RECORD EXCERPTS Block Start
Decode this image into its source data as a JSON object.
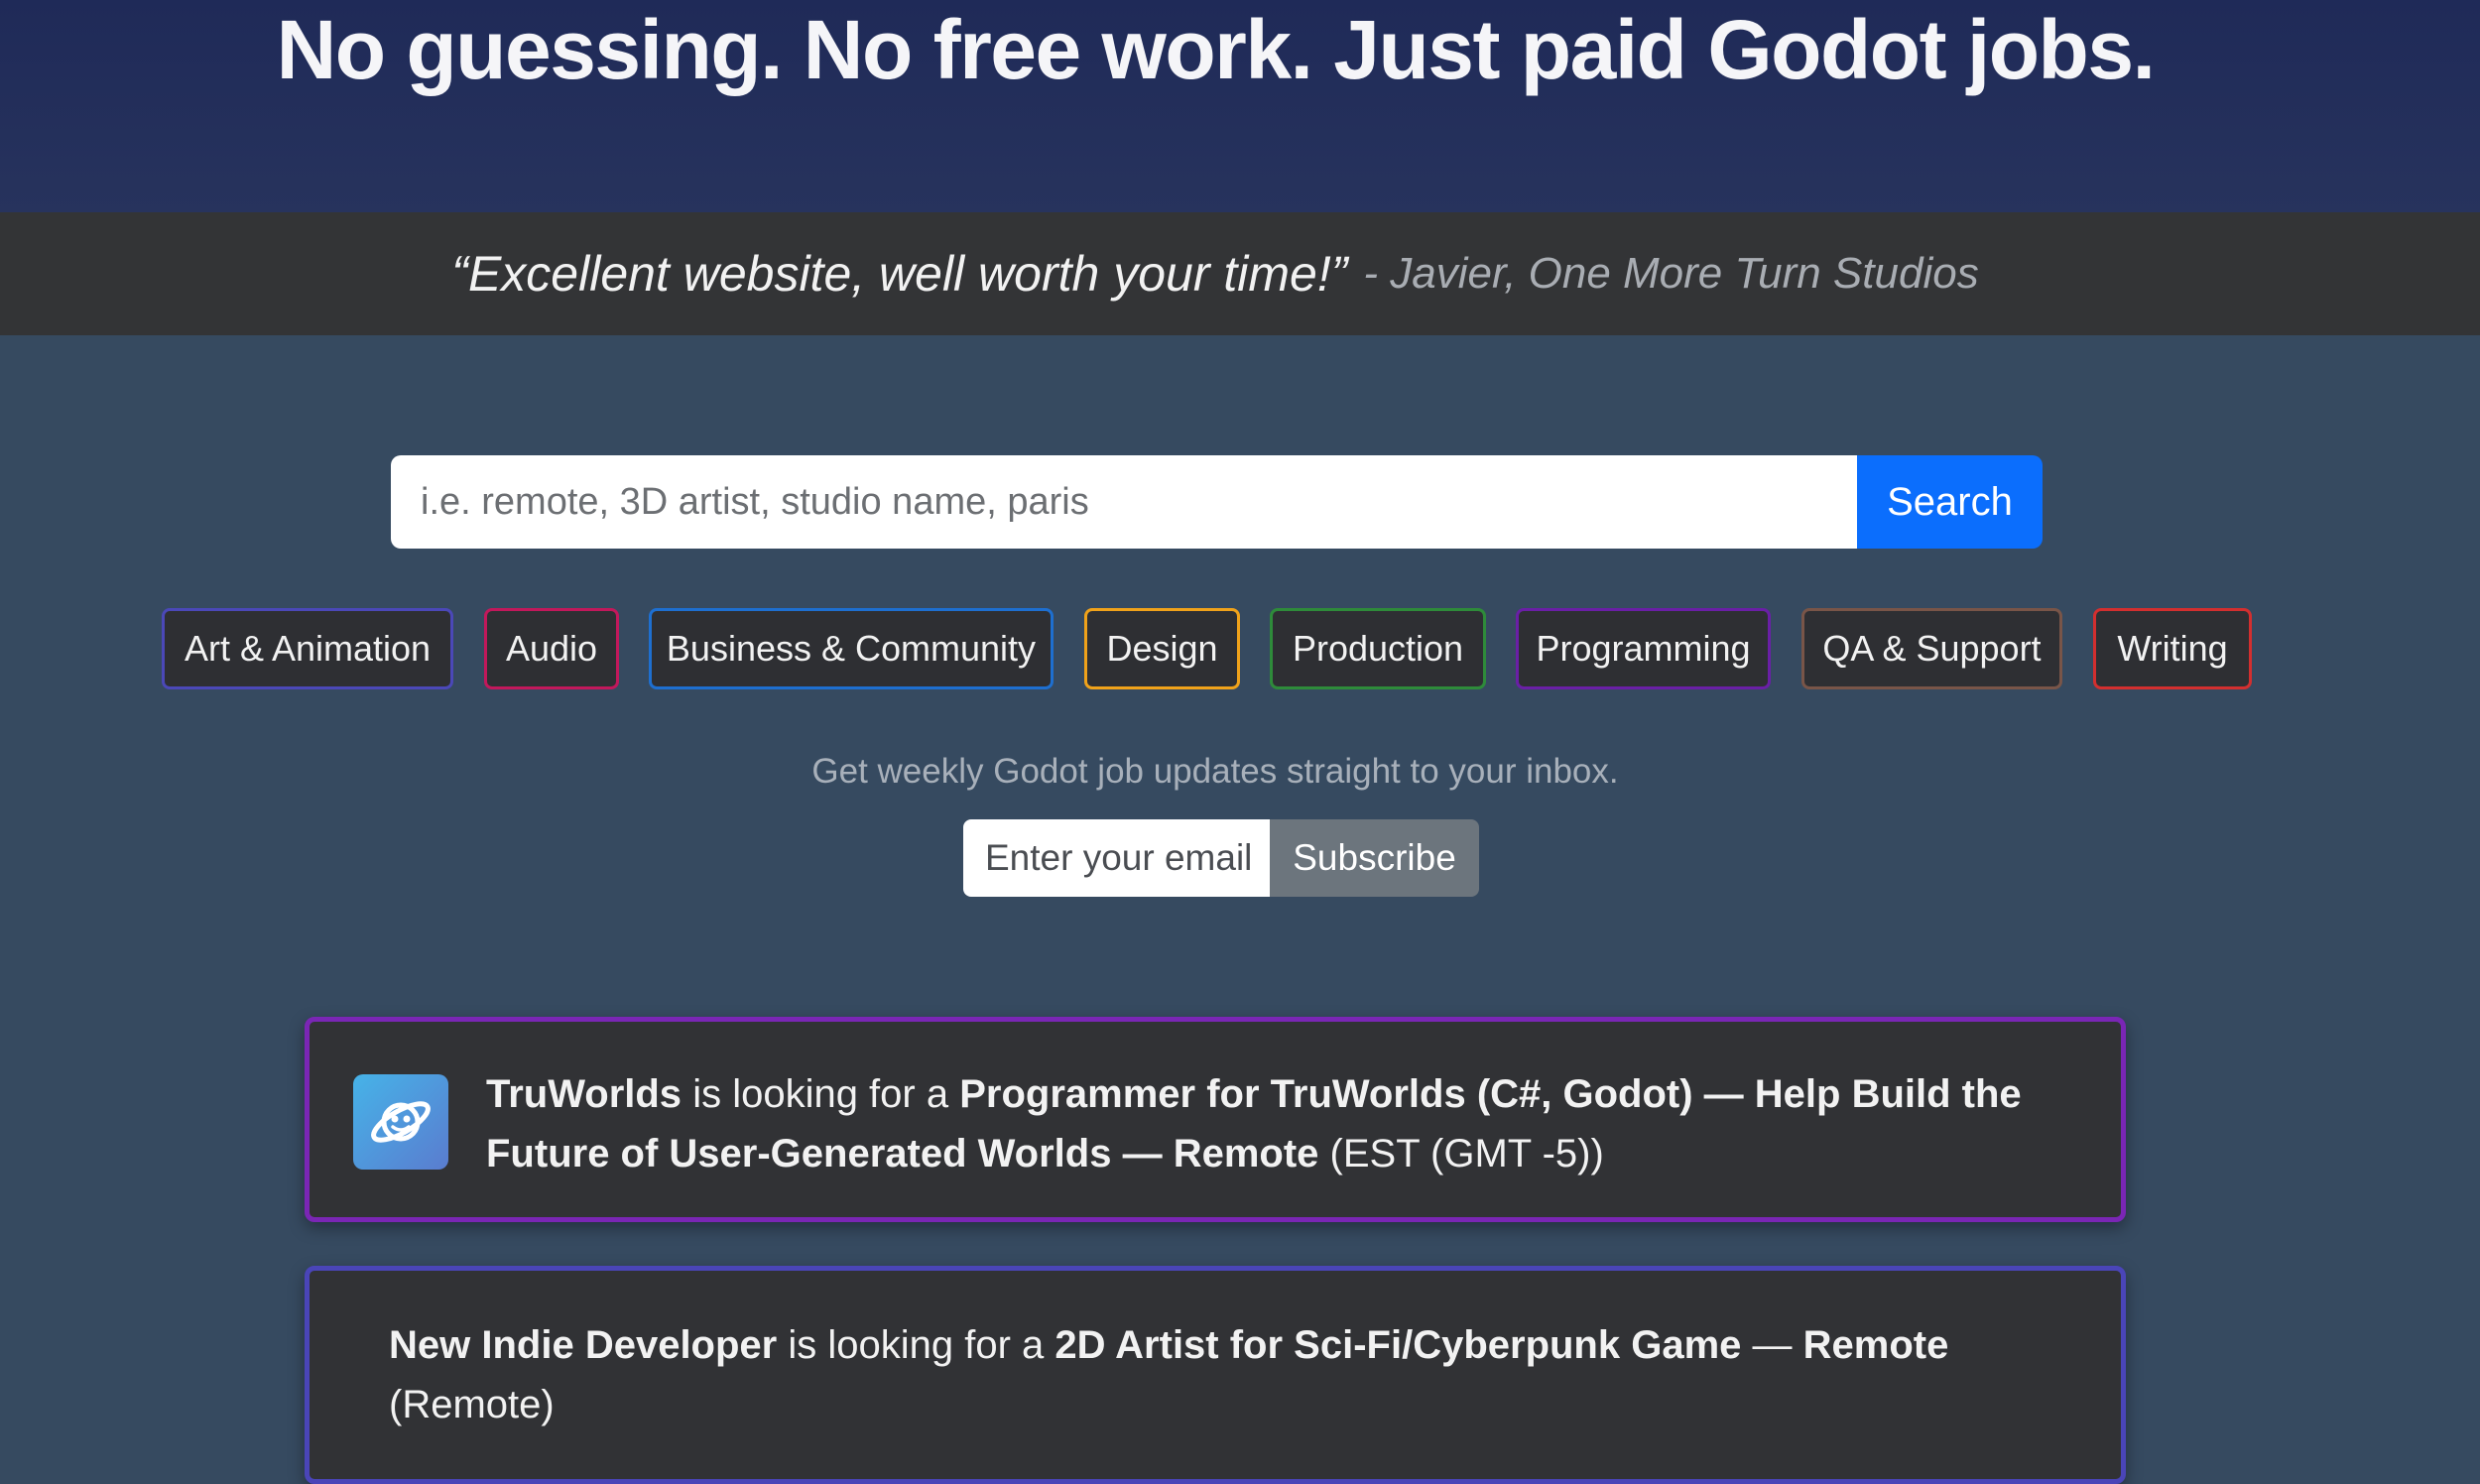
{
  "hero": {
    "headline": "No guessing. No free work. Just paid Godot jobs."
  },
  "testimonial": {
    "quote": "“Excellent website, well worth your time!”",
    "author": "- Javier, One More Turn Studios"
  },
  "search": {
    "placeholder": "i.e. remote, 3D artist, studio name, paris",
    "button_label": "Search"
  },
  "categories": [
    {
      "label": "Art & Animation",
      "color": "#4b48b8"
    },
    {
      "label": "Audio",
      "color": "#c2185b"
    },
    {
      "label": "Business & Community",
      "color": "#1e6fd0"
    },
    {
      "label": "Design",
      "color": "#f0a21a"
    },
    {
      "label": "Production",
      "color": "#2e8b3a"
    },
    {
      "label": "Programming",
      "color": "#6a1fa6"
    },
    {
      "label": "QA & Support",
      "color": "#795548"
    },
    {
      "label": "Writing",
      "color": "#d32f2f"
    }
  ],
  "newsletter": {
    "text": "Get weekly Godot job updates straight to your inbox.",
    "placeholder": "Enter your email",
    "button_label": "Subscribe"
  },
  "jobs": [
    {
      "company": "TruWorlds",
      "connector": "is looking for a",
      "title": "Programmer for TruWorlds (C#, Godot) — Help Build the Future of User-Generated Worlds — Remote",
      "location": "(EST (GMT -5))",
      "logo_icon": "planet-icon",
      "border_color": "#7a26b5"
    },
    {
      "company": "New Indie Developer",
      "connector": "is looking for a",
      "title_pre": "2D Artist for Sci-Fi/Cyberpunk Game",
      "dash": "—",
      "title_post": "Remote",
      "location": "(Remote)",
      "border_color": "#4a45b8"
    }
  ]
}
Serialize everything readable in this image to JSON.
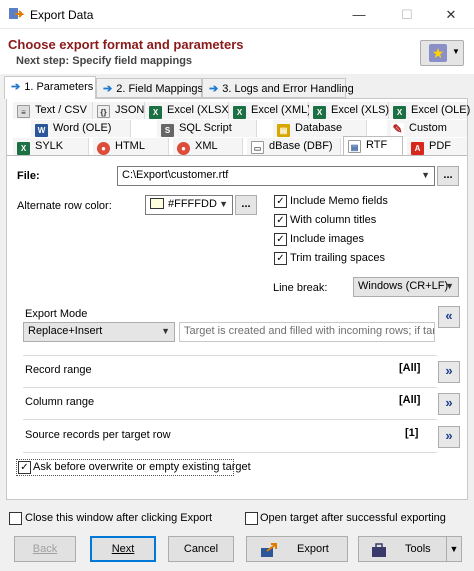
{
  "window": {
    "title": "Export Data",
    "minimize": "—",
    "maximize": "☐",
    "close": "✕"
  },
  "header": {
    "title": "Choose export format and parameters",
    "subtitle": "Next step: Specify field mappings"
  },
  "wizard_tabs": [
    {
      "label": "1. Parameters"
    },
    {
      "label": "2. Field Mappings"
    },
    {
      "label": "3. Logs and Error Handling"
    }
  ],
  "formats": {
    "row1": [
      "Text / CSV",
      "JSON",
      "Excel (XLSX)",
      "Excel (XML)",
      "Excel (XLS)",
      "Excel (OLE)"
    ],
    "row2": [
      "Word (OLE)",
      "SQL Script",
      "Database",
      "Custom"
    ],
    "row3": [
      "SYLK",
      "HTML",
      "XML",
      "dBase (DBF)",
      "RTF",
      "PDF"
    ],
    "selected": "RTF"
  },
  "file": {
    "label": "File:",
    "value": "C:\\Export\\customer.rtf",
    "browse": "..."
  },
  "alt_color": {
    "label": "Alternate row color:",
    "value": "#FFFFDD",
    "swatch": "#FFFFDD",
    "browse": "..."
  },
  "options": [
    {
      "label": "Include Memo fields",
      "checked": "✓"
    },
    {
      "label": "With column titles",
      "checked": "✓"
    },
    {
      "label": "Include images",
      "checked": "✓"
    },
    {
      "label": "Trim trailing spaces",
      "checked": "✓"
    }
  ],
  "line_break": {
    "label": "Line break:",
    "value": "Windows (CR+LF)"
  },
  "export_mode": {
    "label": "Export Mode",
    "value": "Replace+Insert",
    "hint": "Target is created and filled with incoming rows; if target...",
    "collapse": "«"
  },
  "ranges": [
    {
      "label": "Record range",
      "value": "[All]",
      "expand": "»"
    },
    {
      "label": "Column range",
      "value": "[All]",
      "expand": "»"
    },
    {
      "label": "Source records per target row",
      "value": "[1]",
      "expand": "»"
    }
  ],
  "ask_overwrite": {
    "label": "Ask before overwrite or empty existing target",
    "checked": "✓"
  },
  "close_after": {
    "label": "Close this window after clicking Export",
    "checked": ""
  },
  "open_target": {
    "label": "Open target after successful exporting",
    "checked": ""
  },
  "buttons": {
    "back": "Back",
    "next": "Next",
    "cancel": "Cancel",
    "export": "Export",
    "tools": "Tools"
  },
  "colors": {
    "accent": "#0078d7",
    "header_title": "#8b1a1a"
  }
}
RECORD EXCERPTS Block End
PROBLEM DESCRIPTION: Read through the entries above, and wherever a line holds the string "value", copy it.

ANSWER FOR THIS EXERCISE:
    "value": "C:\\Export\\customer.rtf",
    "value": "#FFFFDD",
    "value": "Windows (CR+LF)"
    "value": "Replace+Insert",
      "value": "[All]",
      "value": "[All]",
      "value": "[1]",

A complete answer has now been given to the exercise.